Somewhere around twenty-three I realized that height instead of being a distinct disadvantage was the best advantage there was. Clothes are designed for taller people. Studies showed that taller people are assumed to be more responsible, they tend to earn more and they tend to go farther in a corporation. At twenty-three, this was important. I had to find a job.
Once the job was secured, and I returned home to the same town I grew up in, I found that the high school crowd, still viewed me the same way. Tall, awkward and shy. I didn't fit in anymore. Not that I ever really had, but if they hadn't changed I had, and it was time to move on. The Tall Club seemed like a hell of an opportunity. All Tall people. No preconceptions.
It was a revelation. There were obviously some ex-cheerleaders, and ex-pom-pon girls, but more likely the people I met were like me. They'd grown up in some place, a little too tall, when average was the requirement. A little awkward when grace was needed. A little out-of-place when everything has its place. People like me.
Our cuffs may still be a little short (who wants to pay extra for "tall" clothes all the time?). Our shoes may still be used as boats, planters, fill-in-the-blank when we're not wearing them. One size doesn't fit all. The weather is just fine up here. No, we don't all play basketball. Yes, we are quite tall, aren't we? Yes, we can be intimidating at times, can't we? And yes, leg room in a car is more important than trunk space.
Thank you one and all for showing me, I wasn't the only one.
You do all those things with the Tall Club? How tall do you have to be? Geez, I wish there was a Short Club. You're always telling us about having such a good time. Another dance? Didn't you guys just have one?

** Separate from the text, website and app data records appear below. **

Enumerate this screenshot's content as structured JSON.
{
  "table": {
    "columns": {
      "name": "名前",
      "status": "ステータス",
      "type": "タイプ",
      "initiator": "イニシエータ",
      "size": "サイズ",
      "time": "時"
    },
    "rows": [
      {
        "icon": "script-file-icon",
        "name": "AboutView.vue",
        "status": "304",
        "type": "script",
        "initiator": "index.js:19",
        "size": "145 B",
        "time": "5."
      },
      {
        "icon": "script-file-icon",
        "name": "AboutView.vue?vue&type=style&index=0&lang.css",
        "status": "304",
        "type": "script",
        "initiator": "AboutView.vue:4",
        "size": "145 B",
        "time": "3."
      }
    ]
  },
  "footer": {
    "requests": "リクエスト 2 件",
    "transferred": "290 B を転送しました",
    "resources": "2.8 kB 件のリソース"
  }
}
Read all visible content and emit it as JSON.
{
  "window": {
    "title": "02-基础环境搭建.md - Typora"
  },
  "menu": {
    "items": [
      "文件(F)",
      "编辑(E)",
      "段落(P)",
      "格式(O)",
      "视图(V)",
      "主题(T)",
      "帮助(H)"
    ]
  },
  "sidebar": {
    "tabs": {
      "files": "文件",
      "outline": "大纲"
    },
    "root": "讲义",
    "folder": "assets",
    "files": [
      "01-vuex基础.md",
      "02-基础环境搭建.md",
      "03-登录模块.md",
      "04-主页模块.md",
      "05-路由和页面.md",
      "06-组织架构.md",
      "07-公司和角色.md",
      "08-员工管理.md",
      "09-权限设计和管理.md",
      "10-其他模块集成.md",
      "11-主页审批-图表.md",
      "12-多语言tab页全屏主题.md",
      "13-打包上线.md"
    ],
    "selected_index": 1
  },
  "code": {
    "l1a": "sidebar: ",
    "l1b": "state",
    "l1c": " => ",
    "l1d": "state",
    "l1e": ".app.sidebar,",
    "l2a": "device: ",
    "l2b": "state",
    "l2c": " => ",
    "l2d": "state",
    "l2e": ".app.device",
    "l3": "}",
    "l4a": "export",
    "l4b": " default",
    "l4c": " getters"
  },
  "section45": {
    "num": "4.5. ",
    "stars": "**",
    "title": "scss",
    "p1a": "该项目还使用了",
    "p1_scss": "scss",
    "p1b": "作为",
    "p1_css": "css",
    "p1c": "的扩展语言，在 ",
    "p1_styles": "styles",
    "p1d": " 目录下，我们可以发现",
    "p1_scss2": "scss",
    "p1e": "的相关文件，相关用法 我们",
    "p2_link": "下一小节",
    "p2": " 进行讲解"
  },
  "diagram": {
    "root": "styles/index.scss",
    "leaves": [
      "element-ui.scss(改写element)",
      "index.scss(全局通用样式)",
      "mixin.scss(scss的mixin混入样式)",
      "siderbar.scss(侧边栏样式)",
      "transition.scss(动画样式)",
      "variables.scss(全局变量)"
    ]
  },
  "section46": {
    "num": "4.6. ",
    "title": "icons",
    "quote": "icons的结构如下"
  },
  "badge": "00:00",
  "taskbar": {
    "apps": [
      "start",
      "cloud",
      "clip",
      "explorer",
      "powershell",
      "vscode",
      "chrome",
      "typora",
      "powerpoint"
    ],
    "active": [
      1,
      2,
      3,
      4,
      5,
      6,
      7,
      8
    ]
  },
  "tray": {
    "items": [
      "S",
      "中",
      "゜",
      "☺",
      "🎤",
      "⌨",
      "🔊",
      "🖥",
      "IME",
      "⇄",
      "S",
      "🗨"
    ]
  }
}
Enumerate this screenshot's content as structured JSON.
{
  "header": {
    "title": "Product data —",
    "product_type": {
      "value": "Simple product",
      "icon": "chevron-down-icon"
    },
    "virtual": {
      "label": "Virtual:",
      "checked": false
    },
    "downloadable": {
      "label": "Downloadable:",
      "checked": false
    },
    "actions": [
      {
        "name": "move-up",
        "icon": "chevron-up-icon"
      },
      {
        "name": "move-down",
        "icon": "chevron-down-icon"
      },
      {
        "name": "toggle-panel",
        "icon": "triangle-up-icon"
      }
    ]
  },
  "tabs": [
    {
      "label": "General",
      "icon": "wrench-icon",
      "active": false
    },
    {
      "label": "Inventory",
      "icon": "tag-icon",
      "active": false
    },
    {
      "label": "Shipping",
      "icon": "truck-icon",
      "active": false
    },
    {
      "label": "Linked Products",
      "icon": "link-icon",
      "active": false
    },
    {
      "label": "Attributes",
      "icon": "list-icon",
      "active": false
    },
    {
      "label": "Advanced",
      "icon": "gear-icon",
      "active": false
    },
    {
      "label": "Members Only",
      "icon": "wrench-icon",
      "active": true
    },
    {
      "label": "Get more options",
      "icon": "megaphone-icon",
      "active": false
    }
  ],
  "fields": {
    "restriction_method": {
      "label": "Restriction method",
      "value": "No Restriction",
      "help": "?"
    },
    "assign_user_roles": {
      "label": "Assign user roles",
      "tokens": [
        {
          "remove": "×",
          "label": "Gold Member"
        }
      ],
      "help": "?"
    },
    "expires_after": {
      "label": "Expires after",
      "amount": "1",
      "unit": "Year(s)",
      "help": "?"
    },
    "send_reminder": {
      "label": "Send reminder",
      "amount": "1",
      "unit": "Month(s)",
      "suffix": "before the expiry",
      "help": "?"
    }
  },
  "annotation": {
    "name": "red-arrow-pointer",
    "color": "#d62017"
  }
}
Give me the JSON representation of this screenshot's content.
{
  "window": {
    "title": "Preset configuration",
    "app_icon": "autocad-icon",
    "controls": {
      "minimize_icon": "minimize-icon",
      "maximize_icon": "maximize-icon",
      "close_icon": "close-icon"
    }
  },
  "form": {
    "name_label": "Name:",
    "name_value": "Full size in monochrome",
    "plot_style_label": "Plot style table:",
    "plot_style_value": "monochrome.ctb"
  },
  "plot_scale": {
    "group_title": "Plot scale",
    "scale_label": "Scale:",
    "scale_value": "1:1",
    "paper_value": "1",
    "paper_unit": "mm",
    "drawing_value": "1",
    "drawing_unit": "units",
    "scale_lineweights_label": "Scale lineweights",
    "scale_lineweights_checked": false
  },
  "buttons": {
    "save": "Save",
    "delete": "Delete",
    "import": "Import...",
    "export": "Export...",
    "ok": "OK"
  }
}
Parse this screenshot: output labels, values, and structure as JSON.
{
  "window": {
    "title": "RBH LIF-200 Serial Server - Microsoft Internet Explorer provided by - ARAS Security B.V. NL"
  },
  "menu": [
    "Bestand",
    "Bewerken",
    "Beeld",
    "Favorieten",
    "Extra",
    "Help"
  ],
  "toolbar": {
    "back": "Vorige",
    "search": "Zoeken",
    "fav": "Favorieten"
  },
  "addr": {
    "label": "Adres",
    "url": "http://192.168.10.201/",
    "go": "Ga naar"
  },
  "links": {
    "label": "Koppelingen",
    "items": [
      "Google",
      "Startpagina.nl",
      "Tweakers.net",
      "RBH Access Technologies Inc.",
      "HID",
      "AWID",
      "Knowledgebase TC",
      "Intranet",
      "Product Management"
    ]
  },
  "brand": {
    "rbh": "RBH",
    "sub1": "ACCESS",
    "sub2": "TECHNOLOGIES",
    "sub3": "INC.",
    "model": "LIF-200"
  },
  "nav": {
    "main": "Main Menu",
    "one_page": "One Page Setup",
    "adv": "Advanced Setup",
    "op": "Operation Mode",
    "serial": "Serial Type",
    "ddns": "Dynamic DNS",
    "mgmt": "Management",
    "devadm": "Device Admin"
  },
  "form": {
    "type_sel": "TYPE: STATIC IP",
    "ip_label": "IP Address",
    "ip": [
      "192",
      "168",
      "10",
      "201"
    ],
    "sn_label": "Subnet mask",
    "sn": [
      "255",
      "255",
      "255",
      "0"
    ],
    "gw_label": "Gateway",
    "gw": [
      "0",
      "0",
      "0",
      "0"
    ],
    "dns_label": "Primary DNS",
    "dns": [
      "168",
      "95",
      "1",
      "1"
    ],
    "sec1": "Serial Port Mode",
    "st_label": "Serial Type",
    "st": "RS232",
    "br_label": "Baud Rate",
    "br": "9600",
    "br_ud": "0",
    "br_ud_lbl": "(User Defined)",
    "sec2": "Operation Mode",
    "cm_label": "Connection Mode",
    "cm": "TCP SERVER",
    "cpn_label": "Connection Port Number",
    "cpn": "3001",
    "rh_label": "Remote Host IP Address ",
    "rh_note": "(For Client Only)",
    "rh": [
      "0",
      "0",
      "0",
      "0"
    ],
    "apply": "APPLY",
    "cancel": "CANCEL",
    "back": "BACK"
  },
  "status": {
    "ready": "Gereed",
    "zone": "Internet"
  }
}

© 1992 by H. Beth Crane. All rights reserved. Reprinted by permission.